Entries from a dataset of interfaces
++++++
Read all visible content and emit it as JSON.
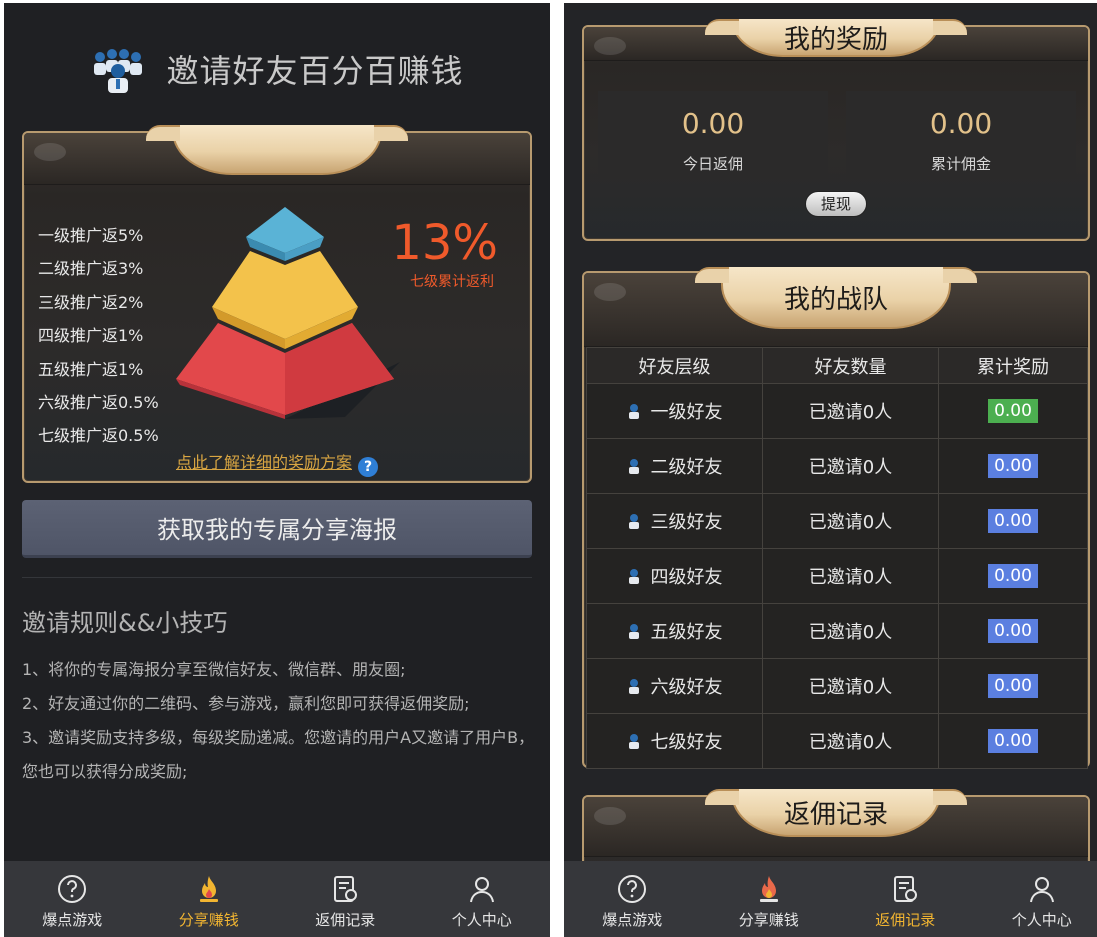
{
  "left": {
    "header_title": "邀请好友百分百赚钱",
    "levels": [
      "一级推广返5%",
      "二级推广返3%",
      "三级推广返2%",
      "四级推广返1%",
      "五级推广返1%",
      "六级推广返0.5%",
      "七级推广返0.5%"
    ],
    "percent": "13%",
    "percent_label": "七级累计返利",
    "detail_link": "点此了解详细的奖励方案",
    "poster_button": "获取我的专属分享海报",
    "rules_title": "邀请规则&&小技巧",
    "rules": [
      "1、将你的专属海报分享至微信好友、微信群、朋友圈;",
      "2、好友通过你的二维码、参与游戏，赢利您即可获得返佣奖励;",
      "3、邀请奖励支持多级，每级奖励递减。您邀请的用户A又邀请了用户B，您也可以获得分成奖励;"
    ],
    "tabs": [
      "爆点游戏",
      "分享赚钱",
      "返佣记录",
      "个人中心"
    ],
    "active_tab": "分享赚钱"
  },
  "right": {
    "rewards_title": "我的奖励",
    "today_value": "0.00",
    "today_label": "今日返佣",
    "total_value": "0.00",
    "total_label": "累计佣金",
    "withdraw_button": "提现",
    "team_title": "我的战队",
    "table_headers": [
      "好友层级",
      "好友数量",
      "累计奖励"
    ],
    "table_rows": [
      {
        "level": "一级好友",
        "count": "已邀请0人",
        "reward": "0.00"
      },
      {
        "level": "二级好友",
        "count": "已邀请0人",
        "reward": "0.00"
      },
      {
        "level": "三级好友",
        "count": "已邀请0人",
        "reward": "0.00"
      },
      {
        "level": "四级好友",
        "count": "已邀请0人",
        "reward": "0.00"
      },
      {
        "level": "五级好友",
        "count": "已邀请0人",
        "reward": "0.00"
      },
      {
        "level": "六级好友",
        "count": "已邀请0人",
        "reward": "0.00"
      },
      {
        "level": "七级好友",
        "count": "已邀请0人",
        "reward": "0.00"
      }
    ],
    "records_title": "返佣记录",
    "tabs": [
      "爆点游戏",
      "分享赚钱",
      "返佣记录",
      "个人中心"
    ],
    "active_tab": "返佣记录"
  },
  "colors": {
    "accent_gold": "#f2b531",
    "percent_orange": "#f05a2b",
    "reward_green": "#4caf50",
    "reward_blue": "#5b7fe0",
    "poster_button": "#565c6e"
  }
}
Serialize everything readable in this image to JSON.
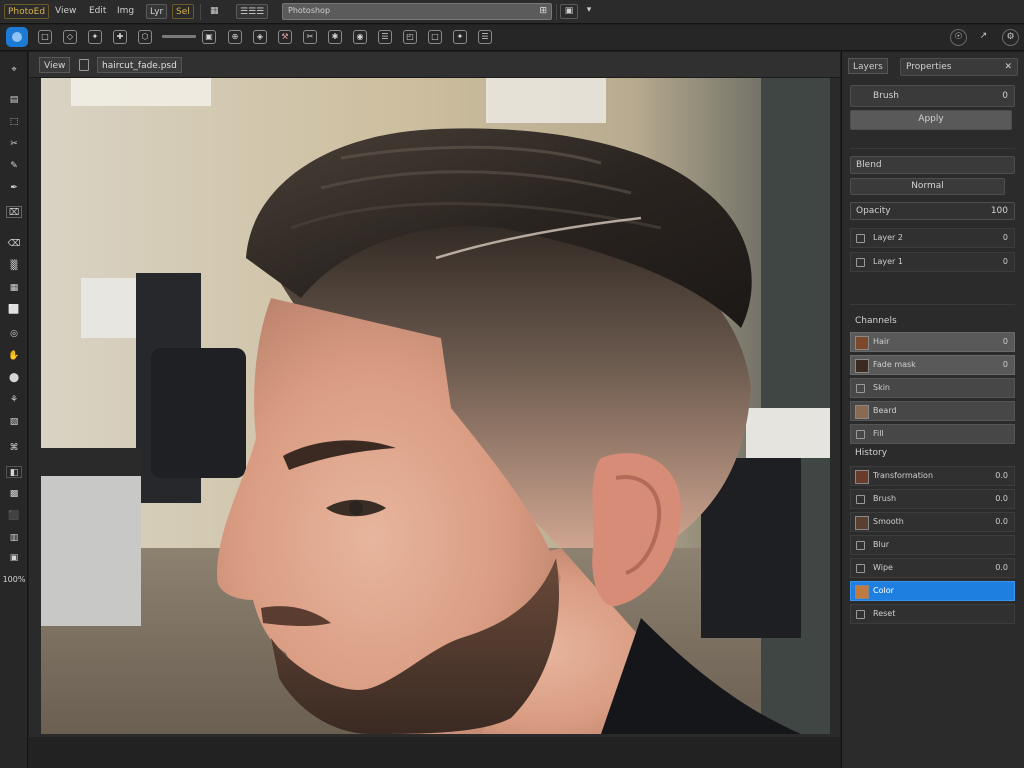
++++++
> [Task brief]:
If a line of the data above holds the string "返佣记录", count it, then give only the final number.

> [Result of this exercise]:
4